● Data section:

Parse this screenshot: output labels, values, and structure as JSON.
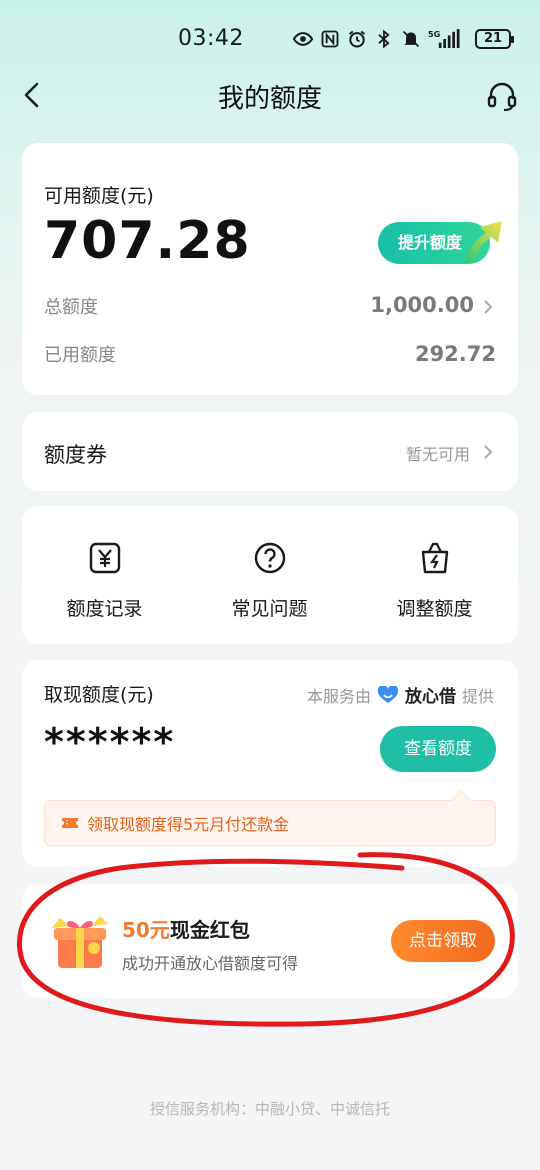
{
  "status_bar": {
    "time": "03:42",
    "battery": "21",
    "network": "5G",
    "icons": [
      "eye-icon",
      "nfc-icon",
      "alarm-icon",
      "bluetooth-icon",
      "vibrate-icon",
      "signal-icon",
      "battery-icon"
    ]
  },
  "nav": {
    "title": "我的额度",
    "back_icon": "chevron-left-icon",
    "service_icon": "headset-icon"
  },
  "credit": {
    "available_label": "可用额度(元)",
    "available_value": "707.28",
    "raise_button": "提升额度",
    "total_label": "总额度",
    "total_value": "1,000.00",
    "used_label": "已用额度",
    "used_value": "292.72"
  },
  "coupon": {
    "label": "额度券",
    "status": "暂无可用"
  },
  "tools": [
    {
      "label": "额度记录",
      "icon": "yuan-note-icon"
    },
    {
      "label": "常见问题",
      "icon": "question-circle-icon"
    },
    {
      "label": "调整额度",
      "icon": "lightning-bag-icon"
    }
  ],
  "cash": {
    "label": "取现额度(元)",
    "provider_prefix": "本服务由",
    "provider_brand": "放心借",
    "provider_suffix": "提供",
    "masked_value": "******",
    "view_button": "查看额度",
    "promo_text": "领取现额度得5元月付还款金"
  },
  "bonus": {
    "amount": "50元",
    "title_rest": "现金红包",
    "subtitle": "成功开通放心借额度可得",
    "claim_button": "点击领取"
  },
  "footer": {
    "text": "授信服务机构：中融小贷、中诚信托"
  },
  "colors": {
    "accent": "#1fbfa5",
    "orange": "#f36a1f",
    "annotation": "#e01a1a"
  }
}
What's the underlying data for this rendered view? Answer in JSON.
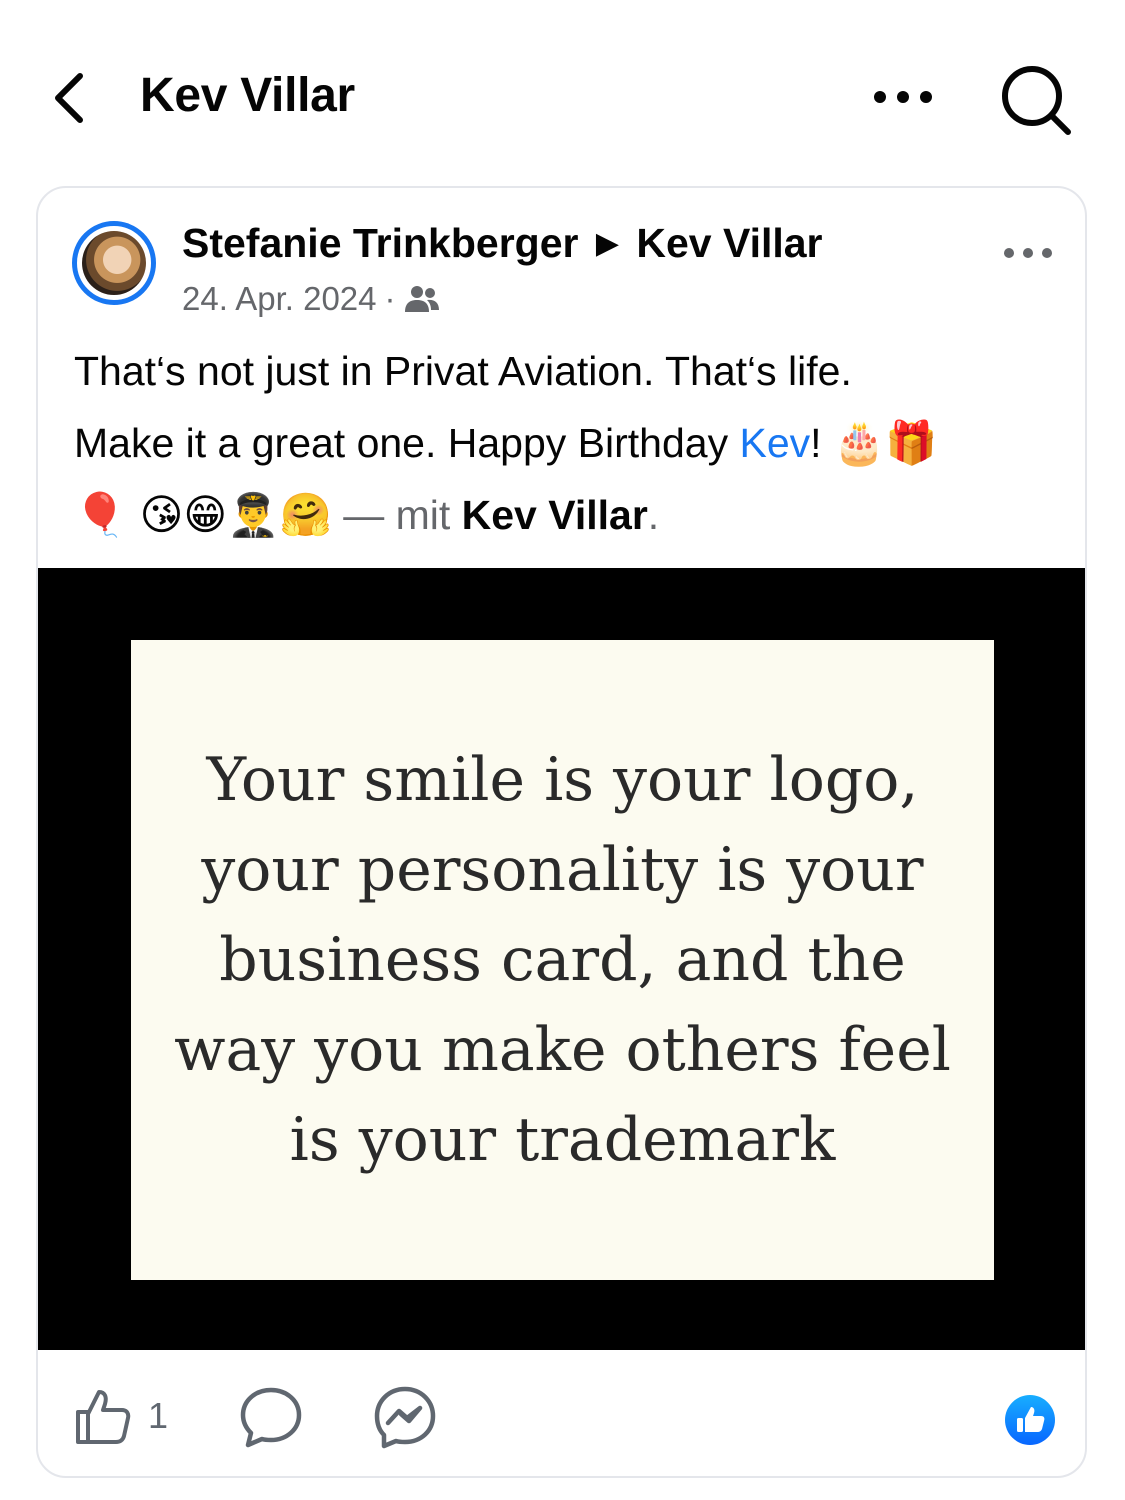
{
  "header": {
    "title": "Kev Villar",
    "back_icon": "chevron-left-icon",
    "more_icon": "ellipsis-icon",
    "search_icon": "search-icon"
  },
  "post": {
    "author": "Stefanie Trinkberger",
    "separator": "▶",
    "target": "Kev Villar",
    "date": "24. Apr. 2024",
    "meta_separator": "·",
    "audience_icon": "friends-icon",
    "text_line1": "That‘s not just in Privat Aviation. That‘s life.",
    "text_line2_prefix": "Make it a great one. Happy Birthday ",
    "mention": "Kev",
    "text_line2_suffix": "!",
    "emojis_line2": "🎂🎁",
    "emojis_line3": "🎈 😘😁👨‍✈️🤗",
    "with_prefix": " — mit ",
    "with_name": "Kev Villar",
    "with_suffix": ".",
    "image_quote": "Your smile is your logo, your personality is your business card, and the way you make others feel is your trademark"
  },
  "actions": {
    "like_count": "1",
    "like_icon": "thumbs-up-icon",
    "comment_icon": "comment-icon",
    "share_icon": "messenger-icon",
    "reaction_icon": "like-reaction-icon"
  },
  "colors": {
    "accent": "#1877f2",
    "muted": "#65676b",
    "card_border": "#e4e6eb",
    "quote_bg": "#fcfbf0"
  }
}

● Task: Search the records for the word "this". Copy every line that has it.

● Solution below:
Parse this screenshot: output labels, values, and structure as JSON.
What's the underlying data for this rendered view? Answer in JSON.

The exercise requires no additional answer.